Work request: Below are the records; copy each line in them that holds the word "chevron".

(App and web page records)
--*--
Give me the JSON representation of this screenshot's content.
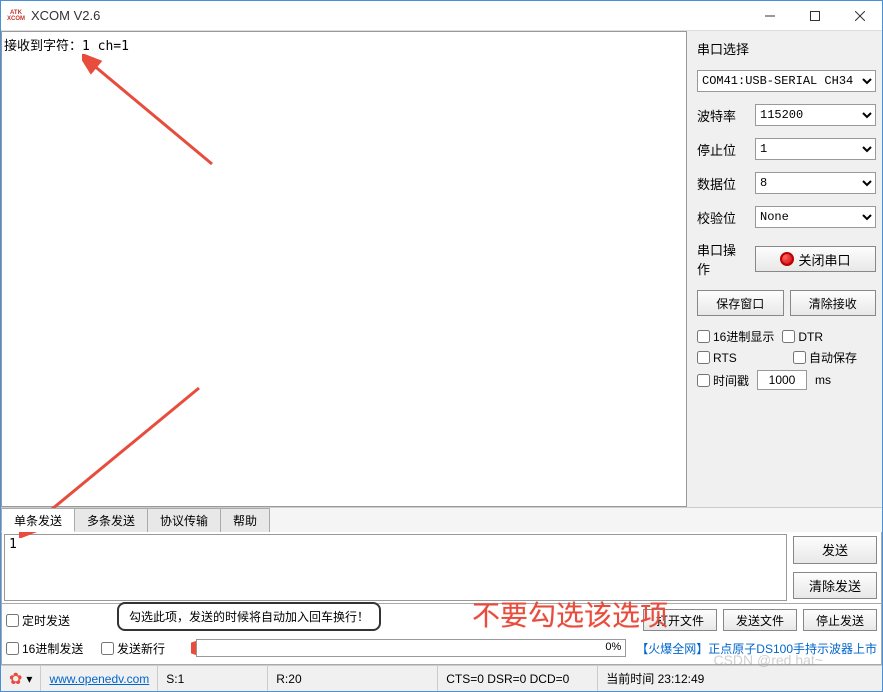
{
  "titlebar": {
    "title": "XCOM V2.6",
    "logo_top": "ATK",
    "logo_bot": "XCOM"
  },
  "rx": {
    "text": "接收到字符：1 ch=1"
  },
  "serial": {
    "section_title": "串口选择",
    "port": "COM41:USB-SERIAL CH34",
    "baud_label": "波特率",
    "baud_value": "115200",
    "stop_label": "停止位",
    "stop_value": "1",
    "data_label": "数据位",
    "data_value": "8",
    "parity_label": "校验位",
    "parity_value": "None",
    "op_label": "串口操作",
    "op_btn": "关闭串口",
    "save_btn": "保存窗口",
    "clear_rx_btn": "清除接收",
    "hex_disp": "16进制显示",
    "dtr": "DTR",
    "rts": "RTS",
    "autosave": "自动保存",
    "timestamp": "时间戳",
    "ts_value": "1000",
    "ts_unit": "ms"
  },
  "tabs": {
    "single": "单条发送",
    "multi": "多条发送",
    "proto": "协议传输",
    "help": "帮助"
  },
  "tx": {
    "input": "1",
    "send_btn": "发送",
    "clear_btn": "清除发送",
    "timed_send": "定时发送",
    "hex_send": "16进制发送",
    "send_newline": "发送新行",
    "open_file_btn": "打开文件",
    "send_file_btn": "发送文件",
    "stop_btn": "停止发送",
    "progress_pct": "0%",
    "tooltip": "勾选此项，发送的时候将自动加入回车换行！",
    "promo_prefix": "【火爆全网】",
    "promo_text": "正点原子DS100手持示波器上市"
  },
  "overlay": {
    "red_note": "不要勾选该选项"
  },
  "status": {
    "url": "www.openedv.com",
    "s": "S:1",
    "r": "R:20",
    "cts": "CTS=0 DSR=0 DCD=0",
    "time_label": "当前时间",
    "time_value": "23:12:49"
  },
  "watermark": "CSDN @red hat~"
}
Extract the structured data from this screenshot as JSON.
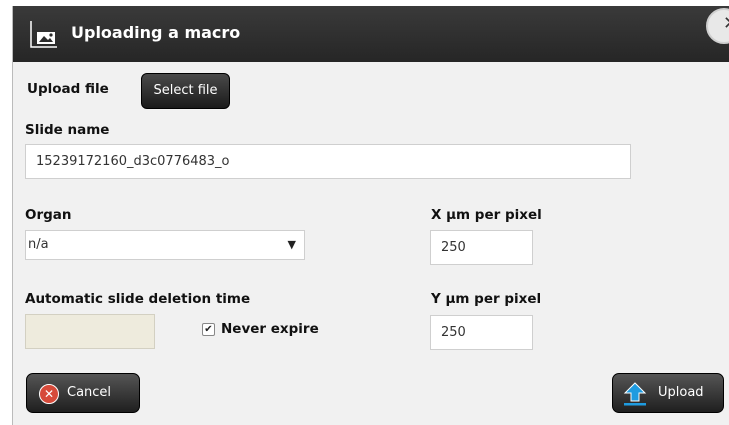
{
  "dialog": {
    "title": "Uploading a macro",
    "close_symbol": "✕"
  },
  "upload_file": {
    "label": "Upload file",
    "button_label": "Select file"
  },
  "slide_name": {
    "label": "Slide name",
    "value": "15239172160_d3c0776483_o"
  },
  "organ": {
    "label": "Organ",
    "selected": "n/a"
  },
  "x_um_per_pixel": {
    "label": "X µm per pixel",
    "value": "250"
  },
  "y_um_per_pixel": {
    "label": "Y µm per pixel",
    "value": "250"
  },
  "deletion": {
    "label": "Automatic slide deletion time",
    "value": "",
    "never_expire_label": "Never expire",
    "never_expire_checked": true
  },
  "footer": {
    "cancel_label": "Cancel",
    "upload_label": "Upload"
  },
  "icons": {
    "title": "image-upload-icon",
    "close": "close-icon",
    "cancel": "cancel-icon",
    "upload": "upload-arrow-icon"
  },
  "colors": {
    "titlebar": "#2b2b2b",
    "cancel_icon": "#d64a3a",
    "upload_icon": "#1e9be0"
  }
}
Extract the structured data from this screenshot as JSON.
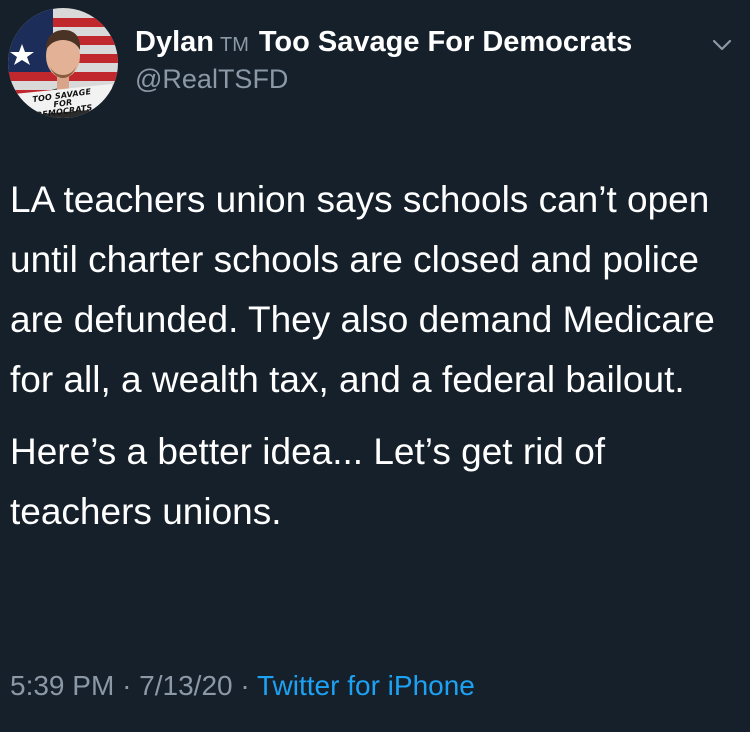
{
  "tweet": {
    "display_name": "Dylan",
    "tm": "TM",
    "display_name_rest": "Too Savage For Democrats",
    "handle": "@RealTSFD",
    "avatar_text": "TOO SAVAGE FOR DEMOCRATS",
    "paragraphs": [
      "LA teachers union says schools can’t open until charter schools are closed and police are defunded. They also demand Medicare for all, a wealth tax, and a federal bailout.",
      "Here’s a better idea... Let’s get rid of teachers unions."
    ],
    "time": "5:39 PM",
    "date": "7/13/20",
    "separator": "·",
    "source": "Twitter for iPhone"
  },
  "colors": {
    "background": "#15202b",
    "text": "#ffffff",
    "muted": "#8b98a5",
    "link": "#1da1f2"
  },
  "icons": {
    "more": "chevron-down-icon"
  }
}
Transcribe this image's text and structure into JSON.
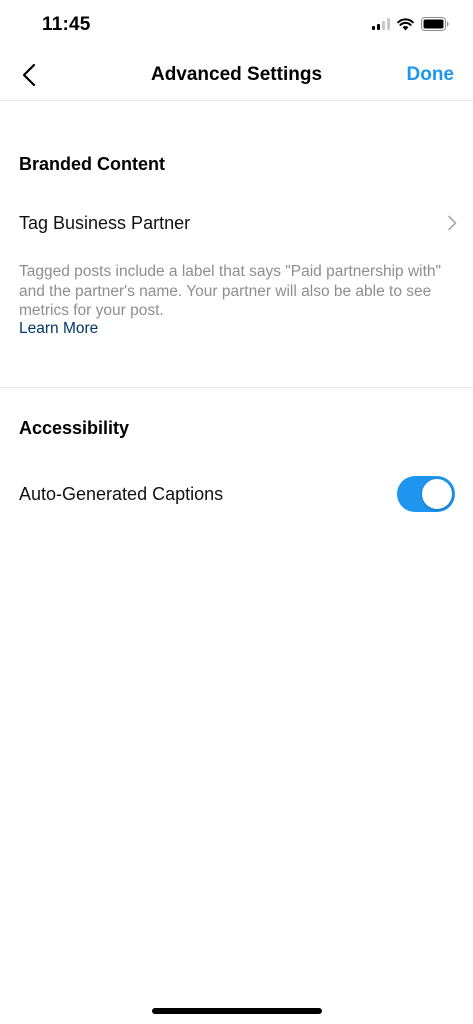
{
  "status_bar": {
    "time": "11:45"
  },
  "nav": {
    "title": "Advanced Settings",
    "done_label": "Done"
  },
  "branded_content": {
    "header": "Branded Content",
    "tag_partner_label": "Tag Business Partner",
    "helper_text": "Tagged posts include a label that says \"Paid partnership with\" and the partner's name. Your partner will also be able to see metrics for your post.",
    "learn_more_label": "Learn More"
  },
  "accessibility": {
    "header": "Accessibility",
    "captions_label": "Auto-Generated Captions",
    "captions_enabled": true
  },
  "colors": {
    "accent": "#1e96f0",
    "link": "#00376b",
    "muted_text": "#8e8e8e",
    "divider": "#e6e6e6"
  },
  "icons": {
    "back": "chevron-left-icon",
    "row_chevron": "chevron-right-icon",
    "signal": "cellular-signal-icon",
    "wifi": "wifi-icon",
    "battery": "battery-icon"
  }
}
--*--
Problem solution:
    "more": "chevron-down-icon"
    "back": "chevron-left-icon",
    "row_chevron": "chevron-right-icon",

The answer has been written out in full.